From the records, pick out and copy each line containing "content".

===== DATA FOR PROCESSING =====

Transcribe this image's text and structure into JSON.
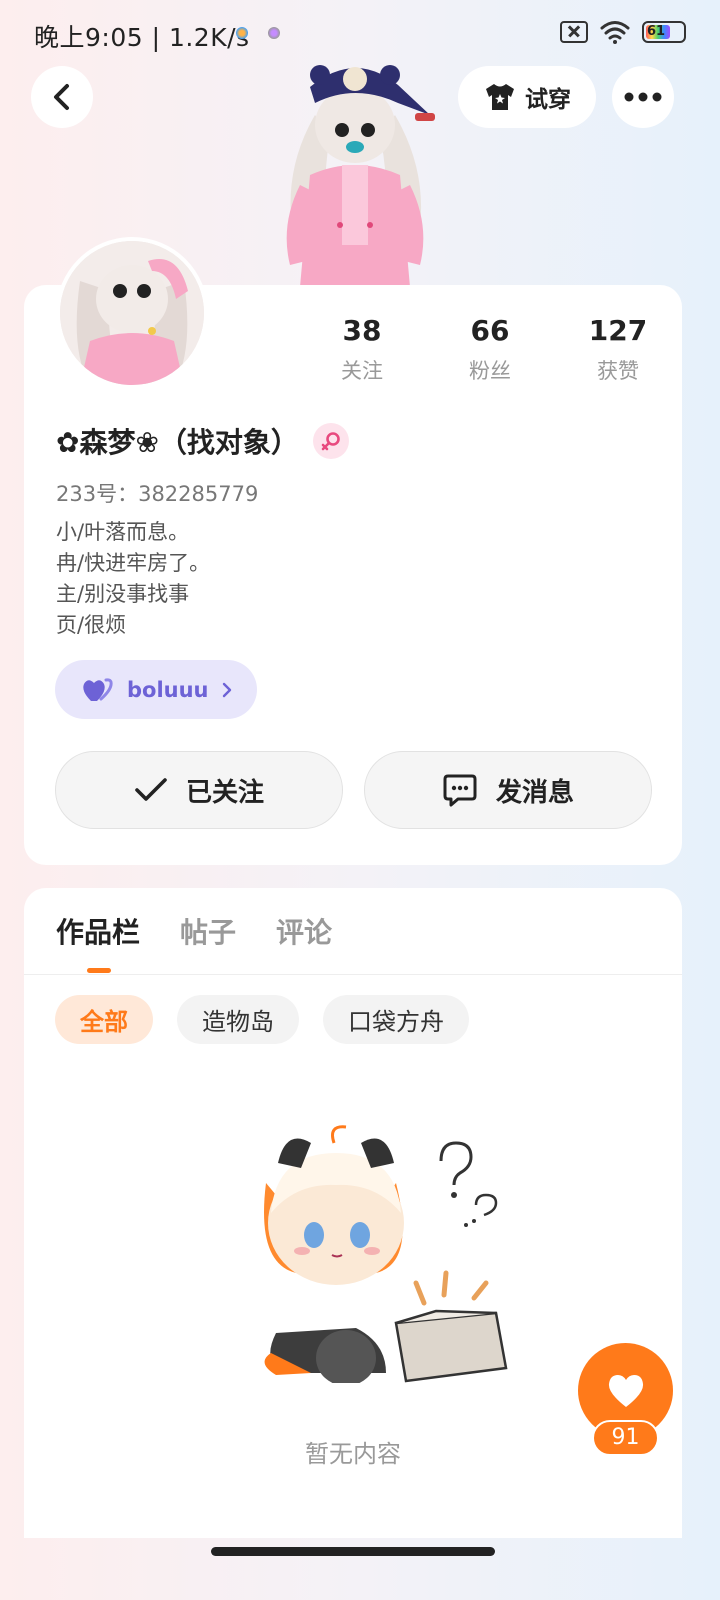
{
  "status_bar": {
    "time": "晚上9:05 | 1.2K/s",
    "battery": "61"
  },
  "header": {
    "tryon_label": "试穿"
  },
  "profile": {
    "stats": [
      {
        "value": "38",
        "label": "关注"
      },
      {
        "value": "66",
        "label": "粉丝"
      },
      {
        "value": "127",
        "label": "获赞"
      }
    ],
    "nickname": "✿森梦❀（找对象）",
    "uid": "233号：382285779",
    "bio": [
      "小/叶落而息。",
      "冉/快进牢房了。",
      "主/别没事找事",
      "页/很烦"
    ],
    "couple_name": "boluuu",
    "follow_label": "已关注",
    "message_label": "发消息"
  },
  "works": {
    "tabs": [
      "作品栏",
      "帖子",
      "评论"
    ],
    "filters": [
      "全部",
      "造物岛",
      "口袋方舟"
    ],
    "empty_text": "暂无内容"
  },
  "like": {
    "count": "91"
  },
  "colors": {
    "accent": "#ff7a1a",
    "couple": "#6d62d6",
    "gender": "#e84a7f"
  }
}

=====
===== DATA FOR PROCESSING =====

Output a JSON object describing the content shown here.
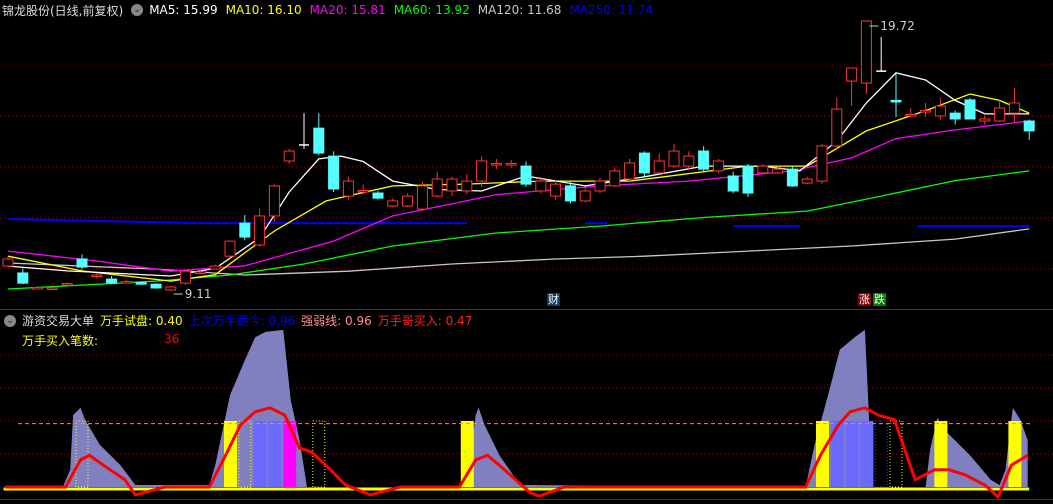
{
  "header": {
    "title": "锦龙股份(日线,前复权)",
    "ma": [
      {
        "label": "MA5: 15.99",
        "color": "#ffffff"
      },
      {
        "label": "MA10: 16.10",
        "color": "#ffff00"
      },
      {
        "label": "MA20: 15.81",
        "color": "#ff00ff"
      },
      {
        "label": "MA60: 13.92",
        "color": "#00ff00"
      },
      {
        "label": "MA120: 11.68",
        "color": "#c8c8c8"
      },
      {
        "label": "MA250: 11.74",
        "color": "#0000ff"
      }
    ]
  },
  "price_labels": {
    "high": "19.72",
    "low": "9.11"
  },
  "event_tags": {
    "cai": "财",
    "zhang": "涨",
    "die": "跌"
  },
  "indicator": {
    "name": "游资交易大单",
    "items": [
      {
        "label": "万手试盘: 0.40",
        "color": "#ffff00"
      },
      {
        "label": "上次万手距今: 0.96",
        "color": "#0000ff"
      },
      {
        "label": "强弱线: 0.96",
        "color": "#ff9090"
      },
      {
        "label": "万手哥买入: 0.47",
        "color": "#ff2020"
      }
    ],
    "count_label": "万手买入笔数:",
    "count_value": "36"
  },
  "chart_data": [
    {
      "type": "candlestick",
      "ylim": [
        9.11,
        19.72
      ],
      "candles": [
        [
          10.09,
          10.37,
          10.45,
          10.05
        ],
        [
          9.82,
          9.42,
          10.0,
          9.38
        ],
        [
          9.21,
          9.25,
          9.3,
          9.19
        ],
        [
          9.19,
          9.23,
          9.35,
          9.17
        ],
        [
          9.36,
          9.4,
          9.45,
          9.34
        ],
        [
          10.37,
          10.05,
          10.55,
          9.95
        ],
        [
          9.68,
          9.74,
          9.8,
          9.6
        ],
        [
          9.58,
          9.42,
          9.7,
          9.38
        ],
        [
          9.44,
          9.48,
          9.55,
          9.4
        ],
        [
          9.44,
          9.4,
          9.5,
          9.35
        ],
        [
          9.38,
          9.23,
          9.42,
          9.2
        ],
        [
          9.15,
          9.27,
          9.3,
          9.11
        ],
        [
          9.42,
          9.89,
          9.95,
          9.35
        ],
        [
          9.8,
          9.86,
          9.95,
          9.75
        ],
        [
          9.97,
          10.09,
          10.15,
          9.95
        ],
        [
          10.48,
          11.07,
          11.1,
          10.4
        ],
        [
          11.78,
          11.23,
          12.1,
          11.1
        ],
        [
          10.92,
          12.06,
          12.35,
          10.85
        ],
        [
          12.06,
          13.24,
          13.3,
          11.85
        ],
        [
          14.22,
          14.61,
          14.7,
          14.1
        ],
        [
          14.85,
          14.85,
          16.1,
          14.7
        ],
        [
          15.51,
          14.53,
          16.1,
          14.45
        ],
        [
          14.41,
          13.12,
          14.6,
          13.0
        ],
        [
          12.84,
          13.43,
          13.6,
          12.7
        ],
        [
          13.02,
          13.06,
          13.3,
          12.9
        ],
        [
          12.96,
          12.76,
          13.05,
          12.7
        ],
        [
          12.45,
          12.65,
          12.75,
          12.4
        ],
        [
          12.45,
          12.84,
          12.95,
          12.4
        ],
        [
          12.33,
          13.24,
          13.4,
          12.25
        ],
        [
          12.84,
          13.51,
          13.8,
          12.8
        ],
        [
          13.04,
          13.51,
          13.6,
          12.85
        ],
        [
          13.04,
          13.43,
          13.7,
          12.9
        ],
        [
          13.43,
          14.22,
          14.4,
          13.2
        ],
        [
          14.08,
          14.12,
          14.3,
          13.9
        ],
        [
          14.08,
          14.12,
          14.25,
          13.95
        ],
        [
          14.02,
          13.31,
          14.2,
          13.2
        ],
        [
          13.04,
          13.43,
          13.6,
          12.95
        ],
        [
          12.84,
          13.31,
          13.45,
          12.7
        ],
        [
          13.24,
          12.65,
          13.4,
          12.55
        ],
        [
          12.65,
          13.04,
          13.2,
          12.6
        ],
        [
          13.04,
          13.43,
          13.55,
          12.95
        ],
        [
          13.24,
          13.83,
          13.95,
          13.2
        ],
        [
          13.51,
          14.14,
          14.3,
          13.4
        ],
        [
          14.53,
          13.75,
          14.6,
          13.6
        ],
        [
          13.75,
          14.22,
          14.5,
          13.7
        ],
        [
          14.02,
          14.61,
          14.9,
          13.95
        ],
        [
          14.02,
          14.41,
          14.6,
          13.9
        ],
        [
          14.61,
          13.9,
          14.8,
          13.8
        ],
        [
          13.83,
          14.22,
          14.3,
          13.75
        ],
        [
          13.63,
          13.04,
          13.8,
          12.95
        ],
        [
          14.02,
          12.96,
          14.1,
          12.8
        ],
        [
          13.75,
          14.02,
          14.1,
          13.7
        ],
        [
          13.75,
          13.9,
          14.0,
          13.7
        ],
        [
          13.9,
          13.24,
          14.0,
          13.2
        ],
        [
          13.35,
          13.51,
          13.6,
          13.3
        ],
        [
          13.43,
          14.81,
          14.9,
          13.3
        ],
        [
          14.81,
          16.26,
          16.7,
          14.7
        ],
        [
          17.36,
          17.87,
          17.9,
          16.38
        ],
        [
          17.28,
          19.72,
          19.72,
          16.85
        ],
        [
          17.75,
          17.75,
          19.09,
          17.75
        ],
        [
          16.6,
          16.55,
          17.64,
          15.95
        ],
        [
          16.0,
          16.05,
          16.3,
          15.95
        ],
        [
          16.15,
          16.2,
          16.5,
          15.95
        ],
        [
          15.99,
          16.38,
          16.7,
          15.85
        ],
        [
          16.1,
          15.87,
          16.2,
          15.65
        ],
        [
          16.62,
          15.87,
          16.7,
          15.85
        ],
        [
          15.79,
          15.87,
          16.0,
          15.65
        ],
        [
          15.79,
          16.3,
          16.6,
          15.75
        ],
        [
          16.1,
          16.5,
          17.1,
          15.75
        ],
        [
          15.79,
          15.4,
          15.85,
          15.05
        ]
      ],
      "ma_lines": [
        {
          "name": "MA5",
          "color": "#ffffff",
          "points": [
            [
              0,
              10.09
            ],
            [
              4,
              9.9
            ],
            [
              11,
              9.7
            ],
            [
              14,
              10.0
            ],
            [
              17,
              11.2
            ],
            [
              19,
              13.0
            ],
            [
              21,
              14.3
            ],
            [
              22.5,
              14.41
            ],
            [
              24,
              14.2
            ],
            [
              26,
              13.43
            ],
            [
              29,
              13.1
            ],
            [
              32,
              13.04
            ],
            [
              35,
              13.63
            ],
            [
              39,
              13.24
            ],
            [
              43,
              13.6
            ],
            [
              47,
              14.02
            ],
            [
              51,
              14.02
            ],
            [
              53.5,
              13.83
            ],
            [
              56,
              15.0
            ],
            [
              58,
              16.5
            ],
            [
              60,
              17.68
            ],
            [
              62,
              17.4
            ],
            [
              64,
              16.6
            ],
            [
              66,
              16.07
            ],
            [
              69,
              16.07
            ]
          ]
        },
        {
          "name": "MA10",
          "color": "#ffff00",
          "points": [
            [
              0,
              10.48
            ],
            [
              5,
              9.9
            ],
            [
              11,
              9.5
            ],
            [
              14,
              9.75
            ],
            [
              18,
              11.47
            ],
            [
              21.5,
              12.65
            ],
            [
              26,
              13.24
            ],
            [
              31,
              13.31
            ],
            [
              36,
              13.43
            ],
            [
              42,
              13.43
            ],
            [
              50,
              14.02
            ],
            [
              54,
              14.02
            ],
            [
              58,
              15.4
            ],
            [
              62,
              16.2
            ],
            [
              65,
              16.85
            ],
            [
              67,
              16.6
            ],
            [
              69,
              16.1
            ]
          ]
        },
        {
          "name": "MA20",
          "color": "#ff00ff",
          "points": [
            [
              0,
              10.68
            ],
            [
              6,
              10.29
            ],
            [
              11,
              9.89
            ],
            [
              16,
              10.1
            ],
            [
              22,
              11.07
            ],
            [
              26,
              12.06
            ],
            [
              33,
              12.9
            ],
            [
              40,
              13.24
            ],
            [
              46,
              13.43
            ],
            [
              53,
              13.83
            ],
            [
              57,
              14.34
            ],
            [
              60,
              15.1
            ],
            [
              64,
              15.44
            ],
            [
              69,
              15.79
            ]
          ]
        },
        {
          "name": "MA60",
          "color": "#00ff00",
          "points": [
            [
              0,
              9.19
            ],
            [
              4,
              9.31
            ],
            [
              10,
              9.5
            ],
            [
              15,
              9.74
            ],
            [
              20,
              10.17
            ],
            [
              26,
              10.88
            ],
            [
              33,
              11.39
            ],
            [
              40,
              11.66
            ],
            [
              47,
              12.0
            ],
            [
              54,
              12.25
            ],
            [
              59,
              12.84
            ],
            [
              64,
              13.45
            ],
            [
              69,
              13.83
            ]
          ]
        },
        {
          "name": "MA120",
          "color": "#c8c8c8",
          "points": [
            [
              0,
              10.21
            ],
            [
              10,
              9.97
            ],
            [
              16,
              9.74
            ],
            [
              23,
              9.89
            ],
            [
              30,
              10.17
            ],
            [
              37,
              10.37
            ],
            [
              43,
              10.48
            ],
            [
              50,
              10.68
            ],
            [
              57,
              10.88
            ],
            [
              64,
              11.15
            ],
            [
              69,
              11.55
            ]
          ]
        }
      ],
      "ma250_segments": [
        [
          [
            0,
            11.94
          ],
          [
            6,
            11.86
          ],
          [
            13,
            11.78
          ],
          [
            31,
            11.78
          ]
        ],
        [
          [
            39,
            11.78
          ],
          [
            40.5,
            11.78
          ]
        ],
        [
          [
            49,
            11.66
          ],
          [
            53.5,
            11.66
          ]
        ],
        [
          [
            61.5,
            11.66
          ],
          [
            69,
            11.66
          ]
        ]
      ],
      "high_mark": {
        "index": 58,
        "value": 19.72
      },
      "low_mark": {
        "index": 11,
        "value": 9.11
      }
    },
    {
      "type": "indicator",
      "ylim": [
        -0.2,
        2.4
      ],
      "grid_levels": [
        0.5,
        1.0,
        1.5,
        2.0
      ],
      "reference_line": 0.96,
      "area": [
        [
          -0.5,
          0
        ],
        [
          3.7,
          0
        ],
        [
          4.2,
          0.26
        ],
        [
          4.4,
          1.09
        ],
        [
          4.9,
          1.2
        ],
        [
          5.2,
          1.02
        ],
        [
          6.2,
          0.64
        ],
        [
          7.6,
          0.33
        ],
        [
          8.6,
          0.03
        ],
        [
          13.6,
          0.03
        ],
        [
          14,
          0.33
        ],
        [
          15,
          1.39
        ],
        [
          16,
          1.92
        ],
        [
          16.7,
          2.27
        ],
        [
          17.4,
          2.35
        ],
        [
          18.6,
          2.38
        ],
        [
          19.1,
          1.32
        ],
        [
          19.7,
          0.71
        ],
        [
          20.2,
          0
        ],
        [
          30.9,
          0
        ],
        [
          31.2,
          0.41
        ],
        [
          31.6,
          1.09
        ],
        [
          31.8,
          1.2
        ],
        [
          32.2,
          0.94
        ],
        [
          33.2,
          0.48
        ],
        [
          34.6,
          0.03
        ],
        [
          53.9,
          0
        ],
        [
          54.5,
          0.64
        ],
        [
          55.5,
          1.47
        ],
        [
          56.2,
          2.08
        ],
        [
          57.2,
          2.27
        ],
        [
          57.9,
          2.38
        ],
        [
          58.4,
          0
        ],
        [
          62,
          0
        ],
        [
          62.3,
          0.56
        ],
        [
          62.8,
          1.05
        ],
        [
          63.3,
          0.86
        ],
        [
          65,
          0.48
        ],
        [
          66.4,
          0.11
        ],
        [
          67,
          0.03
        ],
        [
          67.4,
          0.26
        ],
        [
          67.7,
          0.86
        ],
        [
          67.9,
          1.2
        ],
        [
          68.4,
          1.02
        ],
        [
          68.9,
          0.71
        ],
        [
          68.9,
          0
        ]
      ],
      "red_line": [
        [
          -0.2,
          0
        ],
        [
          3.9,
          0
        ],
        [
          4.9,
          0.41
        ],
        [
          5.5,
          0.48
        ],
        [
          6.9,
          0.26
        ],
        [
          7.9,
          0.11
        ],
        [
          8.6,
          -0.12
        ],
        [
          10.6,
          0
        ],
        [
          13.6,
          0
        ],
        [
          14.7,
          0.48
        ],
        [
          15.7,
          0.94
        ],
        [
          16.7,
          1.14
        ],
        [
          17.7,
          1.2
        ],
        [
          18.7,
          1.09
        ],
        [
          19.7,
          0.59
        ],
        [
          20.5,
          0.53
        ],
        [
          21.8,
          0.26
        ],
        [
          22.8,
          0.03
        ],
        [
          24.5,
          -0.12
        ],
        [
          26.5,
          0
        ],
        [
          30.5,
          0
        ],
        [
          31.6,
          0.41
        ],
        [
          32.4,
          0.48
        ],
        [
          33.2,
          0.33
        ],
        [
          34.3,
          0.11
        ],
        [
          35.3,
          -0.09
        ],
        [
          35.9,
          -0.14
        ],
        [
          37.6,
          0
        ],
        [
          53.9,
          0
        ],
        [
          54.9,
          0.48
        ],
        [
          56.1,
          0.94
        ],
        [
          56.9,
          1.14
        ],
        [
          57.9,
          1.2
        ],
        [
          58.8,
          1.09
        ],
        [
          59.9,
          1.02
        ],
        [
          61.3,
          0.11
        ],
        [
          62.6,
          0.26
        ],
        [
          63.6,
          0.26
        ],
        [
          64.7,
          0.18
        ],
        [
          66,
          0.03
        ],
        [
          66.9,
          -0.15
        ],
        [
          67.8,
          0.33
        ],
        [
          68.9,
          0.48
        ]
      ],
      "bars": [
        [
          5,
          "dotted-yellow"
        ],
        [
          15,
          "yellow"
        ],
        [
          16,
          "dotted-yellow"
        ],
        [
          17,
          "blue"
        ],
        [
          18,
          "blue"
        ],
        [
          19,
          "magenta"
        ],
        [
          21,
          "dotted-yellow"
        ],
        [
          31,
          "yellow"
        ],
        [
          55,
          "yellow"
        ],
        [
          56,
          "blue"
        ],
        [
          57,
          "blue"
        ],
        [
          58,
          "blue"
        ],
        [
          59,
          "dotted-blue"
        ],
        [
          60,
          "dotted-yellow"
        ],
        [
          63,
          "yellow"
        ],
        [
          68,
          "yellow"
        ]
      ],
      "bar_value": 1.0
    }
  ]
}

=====
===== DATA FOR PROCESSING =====

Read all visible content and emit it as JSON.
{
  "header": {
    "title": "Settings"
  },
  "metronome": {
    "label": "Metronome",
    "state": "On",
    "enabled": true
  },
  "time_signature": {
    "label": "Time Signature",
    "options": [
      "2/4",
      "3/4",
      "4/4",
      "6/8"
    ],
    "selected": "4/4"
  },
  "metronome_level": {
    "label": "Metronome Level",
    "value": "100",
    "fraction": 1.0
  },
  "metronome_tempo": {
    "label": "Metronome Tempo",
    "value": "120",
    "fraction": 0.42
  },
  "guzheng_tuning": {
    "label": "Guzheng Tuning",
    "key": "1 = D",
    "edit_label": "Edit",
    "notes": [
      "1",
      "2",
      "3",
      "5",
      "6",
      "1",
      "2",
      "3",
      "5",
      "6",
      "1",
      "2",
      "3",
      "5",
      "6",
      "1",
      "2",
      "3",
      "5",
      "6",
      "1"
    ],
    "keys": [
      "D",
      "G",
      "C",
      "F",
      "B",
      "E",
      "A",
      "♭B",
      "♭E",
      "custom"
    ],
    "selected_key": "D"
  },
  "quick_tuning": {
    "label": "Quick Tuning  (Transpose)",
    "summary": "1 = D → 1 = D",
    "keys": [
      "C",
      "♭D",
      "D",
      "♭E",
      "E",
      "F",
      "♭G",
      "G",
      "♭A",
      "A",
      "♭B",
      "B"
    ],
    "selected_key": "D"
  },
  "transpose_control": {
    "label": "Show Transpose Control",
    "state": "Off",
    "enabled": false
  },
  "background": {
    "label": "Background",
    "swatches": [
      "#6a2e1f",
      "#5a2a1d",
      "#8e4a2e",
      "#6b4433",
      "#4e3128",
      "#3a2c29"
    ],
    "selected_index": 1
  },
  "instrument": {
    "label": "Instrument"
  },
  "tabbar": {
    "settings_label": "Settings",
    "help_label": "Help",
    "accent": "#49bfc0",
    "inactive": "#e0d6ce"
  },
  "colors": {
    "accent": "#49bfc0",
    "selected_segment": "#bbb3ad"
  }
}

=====

YOUR RESPONSE
Output a JSON object describing the content shown here.
Read all visible content and emit it as JSON.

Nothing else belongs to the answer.